Director/co-writer Jared Stern and script partner John Whittington both star The Lego Movie
And that history shows up in a flurry of rat-a-rats that fly, some clearly designed for adults steeped in comic-book lore and others just loud, silly, and childish.
Yet after a visually impressive introduction that rewrote the 1978 “Superman” movie — in which the puppy-sized Krypto (Johnson) takes baby Kal-El aboard a ship to Earth — the film, with its clever gags, delivers few returns. More than those that fall flat.

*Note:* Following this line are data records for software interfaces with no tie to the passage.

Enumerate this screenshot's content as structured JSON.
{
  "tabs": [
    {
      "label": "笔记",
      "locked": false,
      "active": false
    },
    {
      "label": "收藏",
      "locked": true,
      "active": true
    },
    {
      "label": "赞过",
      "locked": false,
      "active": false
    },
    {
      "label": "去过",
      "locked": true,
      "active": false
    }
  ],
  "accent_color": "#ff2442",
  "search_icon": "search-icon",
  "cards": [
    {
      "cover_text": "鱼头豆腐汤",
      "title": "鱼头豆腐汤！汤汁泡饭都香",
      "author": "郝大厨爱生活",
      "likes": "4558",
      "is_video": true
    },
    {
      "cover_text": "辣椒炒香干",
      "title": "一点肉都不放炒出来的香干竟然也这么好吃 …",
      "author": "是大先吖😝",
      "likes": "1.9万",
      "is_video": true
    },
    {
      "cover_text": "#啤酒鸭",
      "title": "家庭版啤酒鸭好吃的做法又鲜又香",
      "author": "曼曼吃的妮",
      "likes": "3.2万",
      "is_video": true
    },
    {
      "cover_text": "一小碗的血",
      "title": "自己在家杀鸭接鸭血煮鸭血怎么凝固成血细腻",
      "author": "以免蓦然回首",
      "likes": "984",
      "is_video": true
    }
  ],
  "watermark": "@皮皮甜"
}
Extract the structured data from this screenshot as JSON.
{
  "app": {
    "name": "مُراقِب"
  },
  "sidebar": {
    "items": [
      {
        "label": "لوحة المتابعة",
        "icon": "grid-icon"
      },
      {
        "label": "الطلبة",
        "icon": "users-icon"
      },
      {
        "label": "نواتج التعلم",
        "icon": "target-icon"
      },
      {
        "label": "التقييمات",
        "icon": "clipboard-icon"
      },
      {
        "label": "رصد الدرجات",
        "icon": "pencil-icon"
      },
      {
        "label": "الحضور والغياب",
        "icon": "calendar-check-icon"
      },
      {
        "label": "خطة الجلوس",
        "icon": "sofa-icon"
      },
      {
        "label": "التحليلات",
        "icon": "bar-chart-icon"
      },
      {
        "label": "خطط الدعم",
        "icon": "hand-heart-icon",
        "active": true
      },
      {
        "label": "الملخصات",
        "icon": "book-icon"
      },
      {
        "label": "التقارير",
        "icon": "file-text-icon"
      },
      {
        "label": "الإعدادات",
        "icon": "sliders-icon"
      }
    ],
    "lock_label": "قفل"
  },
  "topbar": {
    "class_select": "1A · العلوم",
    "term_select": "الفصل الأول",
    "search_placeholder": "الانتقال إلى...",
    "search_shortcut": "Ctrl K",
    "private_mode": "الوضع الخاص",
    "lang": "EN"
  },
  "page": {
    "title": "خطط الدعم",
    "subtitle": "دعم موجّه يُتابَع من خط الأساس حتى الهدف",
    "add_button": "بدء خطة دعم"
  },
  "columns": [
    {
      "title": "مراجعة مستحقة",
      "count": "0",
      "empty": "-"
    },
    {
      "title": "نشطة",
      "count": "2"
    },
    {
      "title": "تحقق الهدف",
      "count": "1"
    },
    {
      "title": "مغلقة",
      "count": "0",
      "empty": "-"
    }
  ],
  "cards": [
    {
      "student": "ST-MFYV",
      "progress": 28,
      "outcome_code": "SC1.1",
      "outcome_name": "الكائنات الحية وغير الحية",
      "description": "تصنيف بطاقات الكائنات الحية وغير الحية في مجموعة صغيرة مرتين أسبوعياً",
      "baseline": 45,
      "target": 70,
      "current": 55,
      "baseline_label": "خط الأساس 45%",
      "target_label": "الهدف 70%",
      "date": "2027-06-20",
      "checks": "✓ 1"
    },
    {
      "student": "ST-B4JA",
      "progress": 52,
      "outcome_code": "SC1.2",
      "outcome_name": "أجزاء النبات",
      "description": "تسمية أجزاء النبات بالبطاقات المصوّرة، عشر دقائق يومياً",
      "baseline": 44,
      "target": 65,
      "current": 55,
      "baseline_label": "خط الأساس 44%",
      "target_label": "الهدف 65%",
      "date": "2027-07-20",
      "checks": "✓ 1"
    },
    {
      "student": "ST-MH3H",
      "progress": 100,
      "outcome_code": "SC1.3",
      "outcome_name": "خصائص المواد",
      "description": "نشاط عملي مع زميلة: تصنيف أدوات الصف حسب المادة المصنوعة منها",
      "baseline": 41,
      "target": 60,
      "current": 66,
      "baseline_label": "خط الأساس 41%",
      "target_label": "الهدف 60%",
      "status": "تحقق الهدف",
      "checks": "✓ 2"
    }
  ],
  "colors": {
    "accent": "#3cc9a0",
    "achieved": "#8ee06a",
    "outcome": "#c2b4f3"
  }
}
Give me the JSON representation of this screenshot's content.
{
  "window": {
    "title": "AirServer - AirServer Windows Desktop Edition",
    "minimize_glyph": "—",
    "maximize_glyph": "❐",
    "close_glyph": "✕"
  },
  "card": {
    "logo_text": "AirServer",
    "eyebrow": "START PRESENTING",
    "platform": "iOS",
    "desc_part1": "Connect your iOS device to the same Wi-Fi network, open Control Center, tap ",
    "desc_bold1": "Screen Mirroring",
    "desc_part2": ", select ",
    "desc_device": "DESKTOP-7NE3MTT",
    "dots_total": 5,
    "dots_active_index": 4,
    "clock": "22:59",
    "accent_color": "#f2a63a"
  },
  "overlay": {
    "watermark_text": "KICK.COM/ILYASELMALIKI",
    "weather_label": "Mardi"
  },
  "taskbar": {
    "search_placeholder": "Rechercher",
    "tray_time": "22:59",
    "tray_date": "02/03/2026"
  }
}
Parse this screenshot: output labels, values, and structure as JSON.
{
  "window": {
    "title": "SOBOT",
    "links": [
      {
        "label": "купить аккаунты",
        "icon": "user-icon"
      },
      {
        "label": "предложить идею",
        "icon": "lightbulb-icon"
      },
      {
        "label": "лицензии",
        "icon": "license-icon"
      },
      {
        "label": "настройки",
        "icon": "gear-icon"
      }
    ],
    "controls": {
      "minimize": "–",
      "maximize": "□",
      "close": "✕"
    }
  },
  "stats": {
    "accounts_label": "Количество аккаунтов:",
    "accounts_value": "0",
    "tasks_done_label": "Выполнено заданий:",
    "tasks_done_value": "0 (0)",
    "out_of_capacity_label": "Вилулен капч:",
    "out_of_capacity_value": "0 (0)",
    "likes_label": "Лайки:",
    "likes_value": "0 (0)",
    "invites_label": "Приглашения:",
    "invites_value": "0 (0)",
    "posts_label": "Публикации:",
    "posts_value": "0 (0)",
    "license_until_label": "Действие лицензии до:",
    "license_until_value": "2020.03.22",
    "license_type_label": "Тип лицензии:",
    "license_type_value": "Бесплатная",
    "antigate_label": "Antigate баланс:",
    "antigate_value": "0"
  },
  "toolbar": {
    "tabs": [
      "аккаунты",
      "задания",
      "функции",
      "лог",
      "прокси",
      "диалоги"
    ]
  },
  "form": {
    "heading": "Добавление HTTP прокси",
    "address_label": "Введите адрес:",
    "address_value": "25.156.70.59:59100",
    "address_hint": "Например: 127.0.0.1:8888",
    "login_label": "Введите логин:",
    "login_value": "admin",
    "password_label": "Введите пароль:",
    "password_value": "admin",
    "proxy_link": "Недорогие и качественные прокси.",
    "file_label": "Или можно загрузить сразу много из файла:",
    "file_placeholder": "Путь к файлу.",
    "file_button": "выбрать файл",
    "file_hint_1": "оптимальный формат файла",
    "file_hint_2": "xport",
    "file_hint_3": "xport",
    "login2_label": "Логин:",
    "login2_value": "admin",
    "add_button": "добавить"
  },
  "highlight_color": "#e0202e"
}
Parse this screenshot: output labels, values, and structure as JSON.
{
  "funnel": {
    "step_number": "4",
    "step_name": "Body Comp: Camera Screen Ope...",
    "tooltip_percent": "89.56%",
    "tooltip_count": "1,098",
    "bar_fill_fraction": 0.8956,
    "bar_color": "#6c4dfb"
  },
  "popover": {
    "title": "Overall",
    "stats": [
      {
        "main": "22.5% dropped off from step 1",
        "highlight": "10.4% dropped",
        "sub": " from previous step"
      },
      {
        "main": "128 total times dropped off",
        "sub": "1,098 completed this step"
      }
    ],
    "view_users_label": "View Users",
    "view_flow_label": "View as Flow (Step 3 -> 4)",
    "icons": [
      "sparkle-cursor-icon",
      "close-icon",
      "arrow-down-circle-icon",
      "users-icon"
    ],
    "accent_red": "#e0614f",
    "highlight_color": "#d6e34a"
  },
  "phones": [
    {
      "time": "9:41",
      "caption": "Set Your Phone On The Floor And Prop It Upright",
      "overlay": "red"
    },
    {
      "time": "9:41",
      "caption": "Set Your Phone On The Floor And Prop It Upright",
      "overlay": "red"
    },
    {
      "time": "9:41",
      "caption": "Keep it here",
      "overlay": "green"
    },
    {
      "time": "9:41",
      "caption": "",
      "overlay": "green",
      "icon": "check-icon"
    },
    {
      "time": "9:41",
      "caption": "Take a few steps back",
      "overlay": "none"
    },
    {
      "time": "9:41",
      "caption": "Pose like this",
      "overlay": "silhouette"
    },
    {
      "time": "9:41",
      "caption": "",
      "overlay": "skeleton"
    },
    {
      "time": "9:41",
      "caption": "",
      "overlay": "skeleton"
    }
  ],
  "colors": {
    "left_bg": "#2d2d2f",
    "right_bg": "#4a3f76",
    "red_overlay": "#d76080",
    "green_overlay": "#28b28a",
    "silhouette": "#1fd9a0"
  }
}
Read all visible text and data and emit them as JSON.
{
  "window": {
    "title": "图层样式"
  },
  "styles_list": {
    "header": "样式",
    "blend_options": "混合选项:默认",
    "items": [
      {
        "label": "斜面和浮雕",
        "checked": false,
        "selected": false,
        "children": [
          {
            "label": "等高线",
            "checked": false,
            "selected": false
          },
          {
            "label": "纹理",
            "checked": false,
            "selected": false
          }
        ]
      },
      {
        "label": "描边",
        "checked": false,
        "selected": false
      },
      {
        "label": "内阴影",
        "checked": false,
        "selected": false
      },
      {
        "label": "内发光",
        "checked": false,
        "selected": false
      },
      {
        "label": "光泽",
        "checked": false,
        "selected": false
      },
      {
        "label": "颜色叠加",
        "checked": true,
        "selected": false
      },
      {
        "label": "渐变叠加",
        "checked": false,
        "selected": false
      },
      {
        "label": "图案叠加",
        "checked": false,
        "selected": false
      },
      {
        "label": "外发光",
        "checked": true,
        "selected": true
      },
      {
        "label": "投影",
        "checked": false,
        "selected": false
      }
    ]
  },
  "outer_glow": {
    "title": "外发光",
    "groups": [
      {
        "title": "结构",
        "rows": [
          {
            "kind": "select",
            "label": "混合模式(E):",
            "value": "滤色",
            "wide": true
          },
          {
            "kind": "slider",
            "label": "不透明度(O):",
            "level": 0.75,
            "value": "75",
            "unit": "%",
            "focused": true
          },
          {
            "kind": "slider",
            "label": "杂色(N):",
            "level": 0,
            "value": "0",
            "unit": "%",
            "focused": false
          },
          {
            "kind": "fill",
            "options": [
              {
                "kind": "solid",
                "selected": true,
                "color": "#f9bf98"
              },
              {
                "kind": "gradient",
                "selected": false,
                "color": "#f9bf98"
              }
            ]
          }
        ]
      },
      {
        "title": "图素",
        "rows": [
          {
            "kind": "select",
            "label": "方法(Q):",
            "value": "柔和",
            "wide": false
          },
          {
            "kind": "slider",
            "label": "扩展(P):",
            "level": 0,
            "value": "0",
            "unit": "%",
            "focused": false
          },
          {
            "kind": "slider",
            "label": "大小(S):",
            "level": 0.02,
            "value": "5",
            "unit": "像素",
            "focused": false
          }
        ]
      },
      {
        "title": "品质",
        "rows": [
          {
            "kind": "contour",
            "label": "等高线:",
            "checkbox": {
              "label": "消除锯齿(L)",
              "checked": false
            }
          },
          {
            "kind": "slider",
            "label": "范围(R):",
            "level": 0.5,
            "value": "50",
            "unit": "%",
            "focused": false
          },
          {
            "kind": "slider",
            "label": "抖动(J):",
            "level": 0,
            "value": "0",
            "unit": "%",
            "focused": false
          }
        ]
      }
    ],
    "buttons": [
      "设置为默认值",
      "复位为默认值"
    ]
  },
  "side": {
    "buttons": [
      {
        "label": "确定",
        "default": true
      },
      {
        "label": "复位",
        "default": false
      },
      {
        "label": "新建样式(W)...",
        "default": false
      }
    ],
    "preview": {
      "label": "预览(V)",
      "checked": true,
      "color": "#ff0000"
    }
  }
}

Poor Krypto has grown up with an enviable canine existence, enjoying regular walks (okay, shiny flights over Metropolis) with his owner and even helping him fight crime.
buy doxycycline online https://www.mobleymd.com/wp-content/languages/new/doxycycline.html
He is thus distressed and jealous when he realizes that Superman (John Krasinski) is spending more time with Lois Lane (Olivia Wilde).
The pity party doesn’t last long, as a guinea pig who was once Lex Luthor, Lulu (Kate McKinnon
, completely free), obtains orange kryptonite, giving her extraordinary powers. The program also offers less skill to her neglected shelter pets, including Ace (Hart), a dog with a “Toy Story 2”-appropriate back story; PB (Vanessa Bayer, adding the “SNL” connection), an emotionally needy pot-belly pig; a daffy squirrel named Chip (Diego Luna); And Merton (Natasha Leone), a close-looking turtle suddenly turns up on — what else? — Super speed.
For the first time, Crypto’s more grounded pet’s-eye view of the world seems full of potential, and has a long track record of major franchises built around anthropomorphic animals. Additionally, the filmmakers frame the film with knowing context and nifty little touches, such as Keanu Reeves providing the voice of a particularly tortured Batman, who emphasizes that his only experience with pets is occupied by wild bats.
Despite the flamboyant action sequences, the film suffers a dry stretch in the middle when many of the jokes fall flat and the climactic sequence is generally misunderstood. However, the main problem may be the way the film veers between insider-ish jokes and the most overarching dog-related gags, until you can’t help but wonder who exactly it’s for.
Of course, the silliness has found a receptive animated home with the latest iteration “Minions” franchise
But combining that sensibility with the DC brand — which regularly churns out more Adult-oriented animated films
Directly to Blu-ray — a balance required that “League of Super-Pets” doesn’t consistently achieve.
Then again, the main “super-pets” here were introduced in the mid-1950s, generally considered a kind of low point for this quarter of the comics industry, so expectations should probably change accordingly.
Whatever the reason, “DC’s League of Super-Pets” super-team plays like an underachiever, if not many clamoring to ditch the director’s cut.
buy viagra online https://www.mobleymd.com/wp-content/languages/new/viagra.html
“DC League of Super-Pets” premieres in US theaters on July 29 and is rated PG. It is being released by Warner Bros., as is CNN, a unit of Warner Bros. Discovery.